### [PROVIDED DATA]
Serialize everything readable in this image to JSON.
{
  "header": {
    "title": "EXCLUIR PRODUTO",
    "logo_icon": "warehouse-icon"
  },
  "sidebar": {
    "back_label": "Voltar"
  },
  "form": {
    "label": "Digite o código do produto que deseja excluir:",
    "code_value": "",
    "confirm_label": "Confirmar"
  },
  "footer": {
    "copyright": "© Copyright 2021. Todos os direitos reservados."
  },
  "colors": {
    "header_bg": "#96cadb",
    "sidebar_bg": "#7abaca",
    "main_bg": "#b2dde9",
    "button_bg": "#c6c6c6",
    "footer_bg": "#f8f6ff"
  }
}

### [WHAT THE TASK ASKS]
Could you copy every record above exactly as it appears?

### [WRITTEN RESPONSE]
Serialize everything readable in this image to JSON.
{
  "header": {
    "title": "EXCLUIR PRODUTO",
    "logo_icon": "warehouse-icon"
  },
  "sidebar": {
    "back_label": "Voltar"
  },
  "form": {
    "label": "Digite o código do produto que deseja excluir:",
    "code_value": "",
    "confirm_label": "Confirmar"
  },
  "footer": {
    "copyright": "© Copyright 2021. Todos os direitos reservados."
  },
  "colors": {
    "header_bg": "#96cadb",
    "sidebar_bg": "#7abaca",
    "main_bg": "#b2dde9",
    "button_bg": "#c6c6c6",
    "footer_bg": "#f8f6ff"
  }
}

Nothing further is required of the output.